By Bob Montgomery
Law enforcement in South Carolina would get more training in dealing with people having a mental health or substance abuse crisis under a bill that the state General Assembly could take up next year.
State Sen. Vincent Sheheen, a Camden Democrat who has made two runs for governor, pre-filed a bill on the issue this week. The proposed legislation mirrors a measure he introduced late in the Legislature’s last session that died in committee.
“We’ve got a real crisis in many of our hospitals and detention facilities where people who suffer mental health problems are dumped,” Sheheen told the Herald-Journal on Thursday.
The proposed legislation would require the S.C. Law Enforcement Training Council to create a crisis intervention training center and for every county to have at least one crisis intervention team.
The state center would oversee training of police officers and sheriff’s deputies.
“The goal is to be proactive rather than reactive,” Sheheen said. “Law enforcement intends well, but they don’t have the equipment or training to handle a situation when it’s not a criminal problem, but a mental problem.

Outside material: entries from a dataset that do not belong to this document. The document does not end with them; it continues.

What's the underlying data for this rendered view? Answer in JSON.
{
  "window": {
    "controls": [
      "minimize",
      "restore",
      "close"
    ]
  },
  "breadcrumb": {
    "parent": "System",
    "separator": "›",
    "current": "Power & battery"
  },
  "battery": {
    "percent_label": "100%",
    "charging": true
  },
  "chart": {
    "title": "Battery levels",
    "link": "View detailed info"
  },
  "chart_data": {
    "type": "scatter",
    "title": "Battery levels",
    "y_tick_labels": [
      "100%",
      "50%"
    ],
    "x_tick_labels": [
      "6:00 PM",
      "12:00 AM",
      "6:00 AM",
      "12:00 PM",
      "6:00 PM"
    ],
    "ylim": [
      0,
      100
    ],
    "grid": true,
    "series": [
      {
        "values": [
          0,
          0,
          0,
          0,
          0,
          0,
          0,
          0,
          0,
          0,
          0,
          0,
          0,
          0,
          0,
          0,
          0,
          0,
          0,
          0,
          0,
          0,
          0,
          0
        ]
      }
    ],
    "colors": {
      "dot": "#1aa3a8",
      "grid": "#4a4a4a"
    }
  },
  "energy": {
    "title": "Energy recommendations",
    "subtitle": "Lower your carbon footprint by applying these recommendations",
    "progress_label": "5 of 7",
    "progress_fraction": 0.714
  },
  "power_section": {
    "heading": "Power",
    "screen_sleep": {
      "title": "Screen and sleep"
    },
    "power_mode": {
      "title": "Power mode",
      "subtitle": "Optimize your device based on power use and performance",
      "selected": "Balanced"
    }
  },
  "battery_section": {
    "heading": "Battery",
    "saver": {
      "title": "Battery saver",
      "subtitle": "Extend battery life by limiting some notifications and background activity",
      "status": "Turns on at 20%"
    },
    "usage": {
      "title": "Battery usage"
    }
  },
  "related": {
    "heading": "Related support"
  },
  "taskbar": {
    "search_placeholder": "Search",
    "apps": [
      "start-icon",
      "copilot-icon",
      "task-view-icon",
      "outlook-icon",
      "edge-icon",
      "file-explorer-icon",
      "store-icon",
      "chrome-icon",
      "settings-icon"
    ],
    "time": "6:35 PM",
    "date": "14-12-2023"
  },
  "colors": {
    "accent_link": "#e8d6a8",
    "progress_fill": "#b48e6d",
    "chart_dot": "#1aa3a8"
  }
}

It’s not their fault.”
Mental health advocate Paton Blough of Greenville said he met several times with Sheheen as the bill was put together.

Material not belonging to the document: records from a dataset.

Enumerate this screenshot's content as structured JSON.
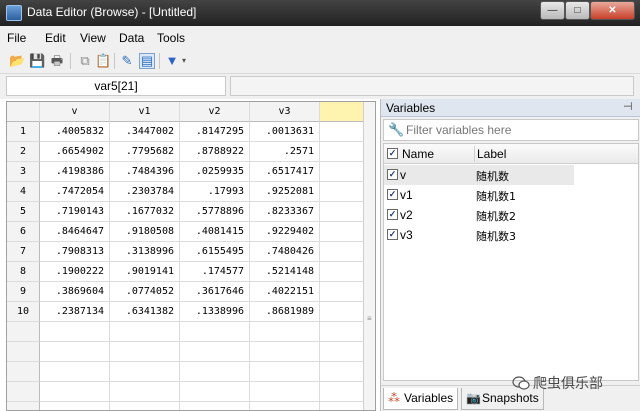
{
  "window": {
    "title": "Data Editor (Browse) - [Untitled]",
    "min_glyph": "—",
    "max_glyph": "□",
    "close_glyph": "✕"
  },
  "menu": [
    "File",
    "Edit",
    "View",
    "Data",
    "Tools"
  ],
  "toolbar": [
    {
      "icon": "open-folder-icon",
      "glyph": "📂"
    },
    {
      "icon": "save-icon",
      "glyph": "💾"
    },
    {
      "icon": "print-icon",
      "glyph": "🖶"
    },
    {
      "icon": "copy-icon",
      "glyph": "⧉"
    },
    {
      "icon": "paste-icon",
      "glyph": "📋"
    },
    {
      "icon": "edit-mode-icon",
      "glyph": "✎"
    },
    {
      "icon": "browse-mode-icon",
      "glyph": "▤"
    },
    {
      "icon": "filter-icon",
      "glyph": "▼"
    },
    {
      "icon": "chevron-down-icon",
      "glyph": "▾"
    }
  ],
  "cell_name": "var5[21]",
  "cell_value": "",
  "grid": {
    "headers": [
      "v",
      "v1",
      "v2",
      "v3"
    ],
    "row_numbers": [
      "1",
      "2",
      "3",
      "4",
      "5",
      "6",
      "7",
      "8",
      "9",
      "10"
    ],
    "rows": [
      [
        ".4005832",
        ".3447002",
        ".8147295",
        ".0013631"
      ],
      [
        ".6654902",
        ".7795682",
        ".8788922",
        ".2571"
      ],
      [
        ".4198386",
        ".7484396",
        ".0259935",
        ".6517417"
      ],
      [
        ".7472054",
        ".2303784",
        ".17993",
        ".9252081"
      ],
      [
        ".7190143",
        ".1677032",
        ".5778896",
        ".8233367"
      ],
      [
        ".8464647",
        ".9180508",
        ".4081415",
        ".9229402"
      ],
      [
        ".7908313",
        ".3138996",
        ".6155495",
        ".7480426"
      ],
      [
        ".1900222",
        ".9019141",
        ".174577",
        ".5214148"
      ],
      [
        ".3869604",
        ".0774052",
        ".3617646",
        ".4022151"
      ],
      [
        ".2387134",
        ".6341382",
        ".1338996",
        ".8681989"
      ]
    ],
    "scroll_grip": "≡"
  },
  "variables_panel": {
    "title": "Variables",
    "pin_glyph": "⊣",
    "filter_icon": "🔧",
    "filter_placeholder": "Filter variables here",
    "col_name": "Name",
    "col_label": "Label",
    "check_glyph": "✓",
    "items": [
      {
        "name": "v",
        "label": "随机数",
        "checked": true
      },
      {
        "name": "v1",
        "label": "随机数1",
        "checked": true
      },
      {
        "name": "v2",
        "label": "随机数2",
        "checked": true
      },
      {
        "name": "v3",
        "label": "随机数3",
        "checked": true
      }
    ],
    "tabs": [
      {
        "label": "Variables",
        "icon": "variables-tab-icon",
        "glyph": "⁂"
      },
      {
        "label": "Snapshots",
        "icon": "camera-icon",
        "glyph": "📷"
      }
    ]
  },
  "watermark": "爬虫俱乐部"
}
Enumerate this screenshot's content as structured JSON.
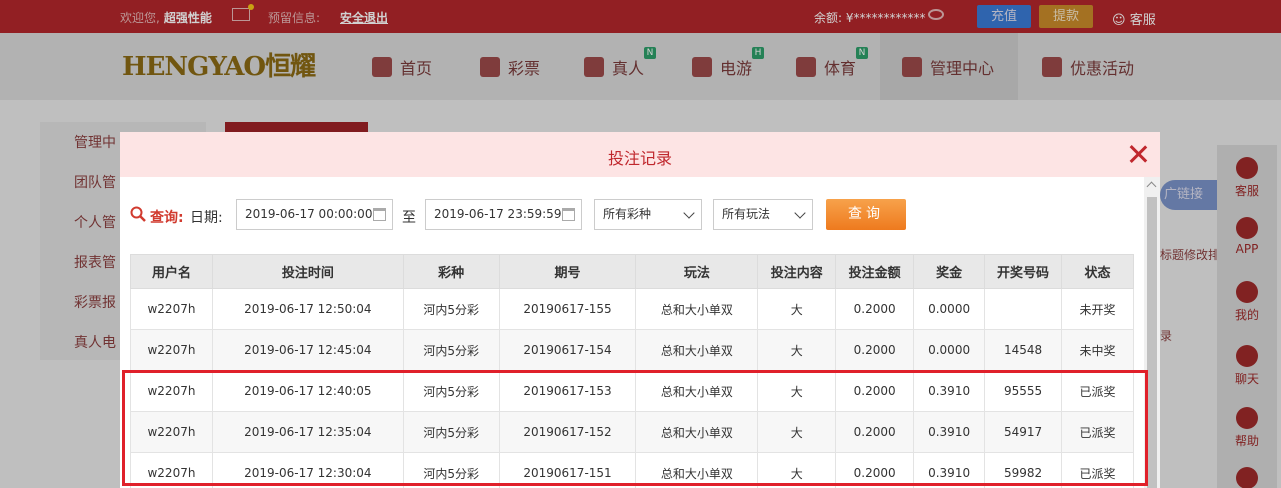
{
  "topbar": {
    "welcome": "欢迎您,",
    "username": "超强性能",
    "notice_label": "预留信息:",
    "logout": "安全退出",
    "balance": "余额: ¥************",
    "deposit": "充值",
    "withdraw": "提款",
    "service": "客服"
  },
  "nav": {
    "logo": "HENGYAO恒耀",
    "items": [
      {
        "label": "首页"
      },
      {
        "label": "彩票"
      },
      {
        "label": "真人",
        "badge": "N"
      },
      {
        "label": "电游",
        "badge": "H"
      },
      {
        "label": "体育",
        "badge": "N"
      },
      {
        "label": "管理中心"
      },
      {
        "label": "优惠活动"
      }
    ]
  },
  "background": {
    "menu": [
      "管理中",
      "团队管",
      "个人管",
      "报表管",
      "彩票报",
      "真人电"
    ],
    "promo_link": "广链接",
    "side_text_1": "标题修改排",
    "side_text_2": "录"
  },
  "right_float": [
    "客服",
    "APP",
    "我的",
    "聊天",
    "帮助"
  ],
  "modal": {
    "title": "投注记录",
    "query_label": "查询:",
    "date_label": "日期:",
    "start_date": "2019-06-17 00:00:00",
    "to_label": "至",
    "end_date": "2019-06-17 23:59:59",
    "lottery_select": "所有彩种",
    "play_select": "所有玩法",
    "query_button": "查询"
  },
  "table": {
    "headers": [
      "用户名",
      "投注时间",
      "彩种",
      "期号",
      "玩法",
      "投注内容",
      "投注金额",
      "奖金",
      "开奖号码",
      "状态"
    ],
    "rows": [
      {
        "user": "w2207h",
        "time": "2019-06-17 12:50:04",
        "lottery": "河内5分彩",
        "issue": "20190617-155",
        "play": "总和大小单双",
        "content": "大",
        "amount": "0.2000",
        "prize": "0.0000",
        "number": "",
        "status": "未开奖",
        "status_type": "pending"
      },
      {
        "user": "w2207h",
        "time": "2019-06-17 12:45:04",
        "lottery": "河内5分彩",
        "issue": "20190617-154",
        "play": "总和大小单双",
        "content": "大",
        "amount": "0.2000",
        "prize": "0.0000",
        "number": "14548",
        "status": "未中奖",
        "status_type": "lost"
      },
      {
        "user": "w2207h",
        "time": "2019-06-17 12:40:05",
        "lottery": "河内5分彩",
        "issue": "20190617-153",
        "play": "总和大小单双",
        "content": "大",
        "amount": "0.2000",
        "prize": "0.3910",
        "number": "95555",
        "status": "已派奖",
        "status_type": "paid"
      },
      {
        "user": "w2207h",
        "time": "2019-06-17 12:35:04",
        "lottery": "河内5分彩",
        "issue": "20190617-152",
        "play": "总和大小单双",
        "content": "大",
        "amount": "0.2000",
        "prize": "0.3910",
        "number": "54917",
        "status": "已派奖",
        "status_type": "paid"
      },
      {
        "user": "w2207h",
        "time": "2019-06-17 12:30:04",
        "lottery": "河内5分彩",
        "issue": "20190617-151",
        "play": "总和大小单双",
        "content": "大",
        "amount": "0.2000",
        "prize": "0.3910",
        "number": "59982",
        "status": "已派奖",
        "status_type": "paid"
      }
    ]
  },
  "colors": {
    "brand_red": "#b3272b",
    "modal_header": "#fde4e4",
    "query_button": "#ee7a1e",
    "highlight_border": "#e0202a"
  }
}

“This solves some of the policing issues … and gives people help and hope,” said Blough, a member of the National Alliance on Mental Illness. “It’s about human kindness. It’s giving officers more tools — not taking away Tasers or guns — to possibly de-escalate a situation and help the person in crisis avoid injury and maybe themselves an injury.”

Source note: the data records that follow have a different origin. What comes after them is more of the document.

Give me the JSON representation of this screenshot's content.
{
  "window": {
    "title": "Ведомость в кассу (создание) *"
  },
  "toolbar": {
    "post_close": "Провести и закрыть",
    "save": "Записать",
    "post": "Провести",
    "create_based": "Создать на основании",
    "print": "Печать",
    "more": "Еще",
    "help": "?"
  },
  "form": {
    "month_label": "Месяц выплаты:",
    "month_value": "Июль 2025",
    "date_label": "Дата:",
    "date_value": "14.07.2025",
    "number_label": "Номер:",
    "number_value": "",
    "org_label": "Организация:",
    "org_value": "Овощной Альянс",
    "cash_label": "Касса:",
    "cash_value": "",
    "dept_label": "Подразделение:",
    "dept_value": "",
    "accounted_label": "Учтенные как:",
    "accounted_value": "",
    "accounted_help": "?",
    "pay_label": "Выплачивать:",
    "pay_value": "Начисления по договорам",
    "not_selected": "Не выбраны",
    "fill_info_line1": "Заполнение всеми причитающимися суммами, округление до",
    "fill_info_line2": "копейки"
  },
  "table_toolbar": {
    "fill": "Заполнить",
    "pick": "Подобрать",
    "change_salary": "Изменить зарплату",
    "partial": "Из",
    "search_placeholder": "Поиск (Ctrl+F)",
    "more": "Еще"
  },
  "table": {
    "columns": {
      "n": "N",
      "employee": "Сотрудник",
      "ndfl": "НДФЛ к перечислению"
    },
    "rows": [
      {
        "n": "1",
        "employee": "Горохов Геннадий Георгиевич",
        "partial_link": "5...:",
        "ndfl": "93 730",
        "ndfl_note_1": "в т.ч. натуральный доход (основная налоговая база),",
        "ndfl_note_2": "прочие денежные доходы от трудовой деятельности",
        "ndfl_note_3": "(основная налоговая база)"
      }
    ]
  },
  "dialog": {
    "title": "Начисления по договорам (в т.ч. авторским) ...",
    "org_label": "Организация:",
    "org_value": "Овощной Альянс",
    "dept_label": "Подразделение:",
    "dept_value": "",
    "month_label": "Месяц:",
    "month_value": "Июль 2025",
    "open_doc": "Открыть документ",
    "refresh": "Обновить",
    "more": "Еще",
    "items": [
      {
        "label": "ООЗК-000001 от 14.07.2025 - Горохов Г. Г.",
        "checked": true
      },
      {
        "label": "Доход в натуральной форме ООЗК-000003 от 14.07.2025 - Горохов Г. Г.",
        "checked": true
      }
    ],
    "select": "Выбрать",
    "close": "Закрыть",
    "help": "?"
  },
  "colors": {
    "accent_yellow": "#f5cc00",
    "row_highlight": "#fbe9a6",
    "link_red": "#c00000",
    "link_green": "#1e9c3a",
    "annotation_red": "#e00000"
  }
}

Blough said the bill, if passed, would help fulfill a goal of the “Stepping Up” resolution that Spartanburg County Council approved in July.